Task brief: Copy each entry below exactly as it reads.

Data to examine:
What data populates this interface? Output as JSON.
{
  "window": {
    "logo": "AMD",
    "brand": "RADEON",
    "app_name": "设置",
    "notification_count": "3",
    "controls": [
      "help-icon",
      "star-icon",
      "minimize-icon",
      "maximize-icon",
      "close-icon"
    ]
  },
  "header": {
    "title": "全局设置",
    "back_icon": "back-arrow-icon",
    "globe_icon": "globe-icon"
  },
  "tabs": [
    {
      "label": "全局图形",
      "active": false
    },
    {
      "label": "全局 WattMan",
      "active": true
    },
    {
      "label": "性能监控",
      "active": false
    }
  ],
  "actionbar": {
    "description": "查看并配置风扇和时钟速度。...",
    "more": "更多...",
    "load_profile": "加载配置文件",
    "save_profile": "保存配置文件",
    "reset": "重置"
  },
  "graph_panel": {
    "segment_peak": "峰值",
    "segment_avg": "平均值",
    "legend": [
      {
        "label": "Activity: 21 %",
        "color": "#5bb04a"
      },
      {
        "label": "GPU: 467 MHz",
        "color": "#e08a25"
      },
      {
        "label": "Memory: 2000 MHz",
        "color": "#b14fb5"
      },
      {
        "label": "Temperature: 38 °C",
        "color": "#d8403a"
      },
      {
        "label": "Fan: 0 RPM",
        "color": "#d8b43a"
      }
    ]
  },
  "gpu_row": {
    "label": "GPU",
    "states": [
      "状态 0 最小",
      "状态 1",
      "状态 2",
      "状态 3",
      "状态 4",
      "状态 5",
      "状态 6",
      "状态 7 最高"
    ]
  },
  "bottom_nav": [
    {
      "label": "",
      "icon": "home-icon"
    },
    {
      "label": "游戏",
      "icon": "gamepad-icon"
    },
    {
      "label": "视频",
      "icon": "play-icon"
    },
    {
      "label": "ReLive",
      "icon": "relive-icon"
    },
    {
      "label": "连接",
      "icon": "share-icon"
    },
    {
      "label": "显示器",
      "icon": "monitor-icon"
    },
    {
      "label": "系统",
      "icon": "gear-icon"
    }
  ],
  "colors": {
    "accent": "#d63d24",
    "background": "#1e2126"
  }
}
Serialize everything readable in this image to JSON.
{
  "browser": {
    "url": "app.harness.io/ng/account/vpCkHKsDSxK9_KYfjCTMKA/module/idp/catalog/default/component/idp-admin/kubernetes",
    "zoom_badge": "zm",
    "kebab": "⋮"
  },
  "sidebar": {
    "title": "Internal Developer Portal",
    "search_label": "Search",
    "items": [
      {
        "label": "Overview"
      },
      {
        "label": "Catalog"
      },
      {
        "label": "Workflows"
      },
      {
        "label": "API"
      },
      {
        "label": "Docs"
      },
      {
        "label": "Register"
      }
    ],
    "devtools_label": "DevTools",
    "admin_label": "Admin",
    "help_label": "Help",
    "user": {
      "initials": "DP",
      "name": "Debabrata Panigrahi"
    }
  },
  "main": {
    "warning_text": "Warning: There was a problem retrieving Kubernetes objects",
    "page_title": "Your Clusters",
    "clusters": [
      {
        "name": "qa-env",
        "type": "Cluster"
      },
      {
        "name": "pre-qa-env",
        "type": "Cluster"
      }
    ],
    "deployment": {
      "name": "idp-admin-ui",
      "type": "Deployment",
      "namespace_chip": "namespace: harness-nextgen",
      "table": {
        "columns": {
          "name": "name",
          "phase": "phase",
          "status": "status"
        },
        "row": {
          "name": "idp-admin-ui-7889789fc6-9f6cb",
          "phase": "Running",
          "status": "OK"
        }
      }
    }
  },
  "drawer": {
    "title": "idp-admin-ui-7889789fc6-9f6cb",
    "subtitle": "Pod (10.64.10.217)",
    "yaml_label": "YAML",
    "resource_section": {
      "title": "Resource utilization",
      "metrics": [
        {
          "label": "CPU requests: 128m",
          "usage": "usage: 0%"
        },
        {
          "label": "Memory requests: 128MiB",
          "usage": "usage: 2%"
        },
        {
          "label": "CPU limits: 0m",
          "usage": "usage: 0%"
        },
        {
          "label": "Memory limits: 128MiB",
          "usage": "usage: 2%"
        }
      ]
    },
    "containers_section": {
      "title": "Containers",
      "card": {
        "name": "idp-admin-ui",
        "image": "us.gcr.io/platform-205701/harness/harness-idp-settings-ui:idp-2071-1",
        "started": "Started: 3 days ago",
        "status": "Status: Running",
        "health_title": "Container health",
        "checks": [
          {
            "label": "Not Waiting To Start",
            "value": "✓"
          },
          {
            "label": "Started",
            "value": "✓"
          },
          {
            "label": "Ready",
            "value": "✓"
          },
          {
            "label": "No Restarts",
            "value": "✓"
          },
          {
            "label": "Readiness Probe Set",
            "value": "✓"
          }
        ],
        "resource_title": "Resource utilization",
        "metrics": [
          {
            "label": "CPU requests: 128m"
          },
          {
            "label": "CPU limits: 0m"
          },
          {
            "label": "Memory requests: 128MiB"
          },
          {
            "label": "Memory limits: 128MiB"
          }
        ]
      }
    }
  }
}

Exercise result:
What data populates this interface? Output as JSON.
{
  "window": {
    "logo": "AMD",
    "brand": "RADEON",
    "app_name": "设置",
    "notification_count": "3",
    "controls": [
      "help-icon",
      "star-icon",
      "minimize-icon",
      "maximize-icon",
      "close-icon"
    ]
  },
  "header": {
    "title": "全局设置",
    "back_icon": "back-arrow-icon",
    "globe_icon": "globe-icon"
  },
  "tabs": [
    {
      "label": "全局图形",
      "active": false
    },
    {
      "label": "全局 WattMan",
      "active": true
    },
    {
      "label": "性能监控",
      "active": false
    }
  ],
  "actionbar": {
    "description": "查看并配置风扇和时钟速度。...",
    "more": "更多...",
    "load_profile": "加载配置文件",
    "save_profile": "保存配置文件",
    "reset": "重置"
  },
  "graph_panel": {
    "segment_peak": "峰值",
    "segment_avg": "平均值",
    "legend": [
      {
        "label": "Activity: 21 %",
        "color": "#5bb04a"
      },
      {
        "label": "GPU: 467 MHz",
        "color": "#e08a25"
      },
      {
        "label": "Memory: 2000 MHz",
        "color": "#b14fb5"
      },
      {
        "label": "Temperature: 38 °C",
        "color": "#d8403a"
      },
      {
        "label": "Fan: 0 RPM",
        "color": "#d8b43a"
      }
    ]
  },
  "gpu_row": {
    "label": "GPU",
    "states": [
      "状态 0 最小",
      "状态 1",
      "状态 2",
      "状态 3",
      "状态 4",
      "状态 5",
      "状态 6",
      "状态 7 最高"
    ]
  },
  "bottom_nav": [
    {
      "label": "",
      "icon": "home-icon"
    },
    {
      "label": "游戏",
      "icon": "gamepad-icon"
    },
    {
      "label": "视频",
      "icon": "play-icon"
    },
    {
      "label": "ReLive",
      "icon": "relive-icon"
    },
    {
      "label": "连接",
      "icon": "share-icon"
    },
    {
      "label": "显示器",
      "icon": "monitor-icon"
    },
    {
      "label": "系统",
      "icon": "gear-icon"
    }
  ],
  "colors": {
    "accent": "#d63d24",
    "background": "#1e2126"
  }
}
Serialize everything readable in this image to JSON.
{
  "browser": {
    "url": "app.harness.io/ng/account/vpCkHKsDSxK9_KYfjCTMKA/module/idp/catalog/default/component/idp-admin/kubernetes",
    "zoom_badge": "zm",
    "kebab": "⋮"
  },
  "sidebar": {
    "title": "Internal Developer Portal",
    "search_label": "Search",
    "items": [
      {
        "label": "Overview"
      },
      {
        "label": "Catalog"
      },
      {
        "label": "Workflows"
      },
      {
        "label": "API"
      },
      {
        "label": "Docs"
      },
      {
        "label": "Register"
      }
    ],
    "devtools_label": "DevTools",
    "admin_label": "Admin",
    "help_label": "Help",
    "user": {
      "initials": "DP",
      "name": "Debabrata Panigrahi"
    }
  },
  "main": {
    "warning_text": "Warning: There was a problem retrieving Kubernetes objects",
    "page_title": "Your Clusters",
    "clusters": [
      {
        "name": "qa-env",
        "type": "Cluster"
      },
      {
        "name": "pre-qa-env",
        "type": "Cluster"
      }
    ],
    "deployment": {
      "name": "idp-admin-ui",
      "type": "Deployment",
      "namespace_chip": "namespace: harness-nextgen",
      "table": {
        "columns": {
          "name": "name",
          "phase": "phase",
          "status": "status"
        },
        "row": {
          "name": "idp-admin-ui-7889789fc6-9f6cb",
          "phase": "Running",
          "status": "OK"
        }
      }
    }
  },
  "drawer": {
    "title": "idp-admin-ui-7889789fc6-9f6cb",
    "subtitle": "Pod (10.64.10.217)",
    "yaml_label": "YAML",
    "resource_section": {
      "title": "Resource utilization",
      "metrics": [
        {
          "label": "CPU requests: 128m",
          "usage": "usage: 0%"
        },
        {
          "label": "Memory requests: 128MiB",
          "usage": "usage: 2%"
        },
        {
          "label": "CPU limits: 0m",
          "usage": "usage: 0%"
        },
        {
          "label": "Memory limits: 128MiB",
          "usage": "usage: 2%"
        }
      ]
    },
    "containers_section": {
      "title": "Containers",
      "card": {
        "name": "idp-admin-ui",
        "image": "us.gcr.io/platform-205701/harness/harness-idp-settings-ui:idp-2071-1",
        "started": "Started: 3 days ago",
        "status": "Status: Running",
        "health_title": "Container health",
        "checks": [
          {
            "label": "Not Waiting To Start",
            "value": "✓"
          },
          {
            "label": "Started",
            "value": "✓"
          },
          {
            "label": "Ready",
            "value": "✓"
          },
          {
            "label": "No Restarts",
            "value": "✓"
          },
          {
            "label": "Readiness Probe Set",
            "value": "✓"
          }
        ],
        "resource_title": "Resource utilization",
        "metrics": [
          {
            "label": "CPU requests: 128m"
          },
          {
            "label": "CPU limits: 0m"
          },
          {
            "label": "Memory requests: 128MiB"
          },
          {
            "label": "Memory limits: 128MiB"
          }
        ]
      }
    }
  }
}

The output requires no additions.